Natural Habitat: Rich, usually moist beech-maple and hemlock-hardwood forests, especially along edges and clearings and in cedar swamps
Wildlife Value: The berries of Aralia spp. are eaten by woodland songbirds and some small mammals
Butterfly Larva Host Plant For: None
Moth Larva Host Plant For: None
USDA Hardiness Zones: 3–8
Propagation: Sow seeds immediately or keep moist. Germination is enhanced with scarification, either in a mild sulphuric acid or by rubbing with sandpaper. Cold, moist stratification may help germination, but artificial stratification seems to be hit-and-miss with these seeds. Easiest propagation is to divide old rootstocks when the plants go dormant in the fall, though plants may be slow to bloom after being disturbed. Plants may also be started from root cuttings.

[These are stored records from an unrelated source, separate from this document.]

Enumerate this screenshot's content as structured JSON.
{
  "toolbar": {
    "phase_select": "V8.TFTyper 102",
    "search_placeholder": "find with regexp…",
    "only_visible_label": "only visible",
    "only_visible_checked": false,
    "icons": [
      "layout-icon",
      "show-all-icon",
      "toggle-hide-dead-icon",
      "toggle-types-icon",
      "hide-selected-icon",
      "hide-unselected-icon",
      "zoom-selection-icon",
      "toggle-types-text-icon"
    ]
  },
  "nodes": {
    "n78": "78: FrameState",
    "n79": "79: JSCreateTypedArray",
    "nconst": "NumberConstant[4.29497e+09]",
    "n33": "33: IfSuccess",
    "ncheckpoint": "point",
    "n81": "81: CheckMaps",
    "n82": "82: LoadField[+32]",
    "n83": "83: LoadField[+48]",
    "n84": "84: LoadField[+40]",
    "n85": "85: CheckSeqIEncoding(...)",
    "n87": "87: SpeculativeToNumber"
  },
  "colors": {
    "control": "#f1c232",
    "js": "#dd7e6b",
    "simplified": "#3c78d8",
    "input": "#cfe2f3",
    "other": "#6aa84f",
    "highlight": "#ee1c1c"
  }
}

Additional Info: Plants will slowly spread over time by self-seeding and creeping rhizomes to form thickets.
Edibility: Although I don’t usually comment on the edibility of garden plants, I will make an exception in this case. The ripe 4-6 mm diameter fruit has a very pleasant taste and can be used to make juice, fruit leathers, jellies, etc. Each berry does contain several seeds, so when you eat them raw (I find them quite delicious) you’ll be spitting out seeds. The root can be used in soups and imparts a spicy, anise-like flavouring (it has been used as a substitute for Wild Sarsaparilla – Aralia nudicaulis – to make root beer) and the young shoot tips can be cooked as a vegetable or used to flavour soups.
Native Range: native throughout the southern Great Lakes region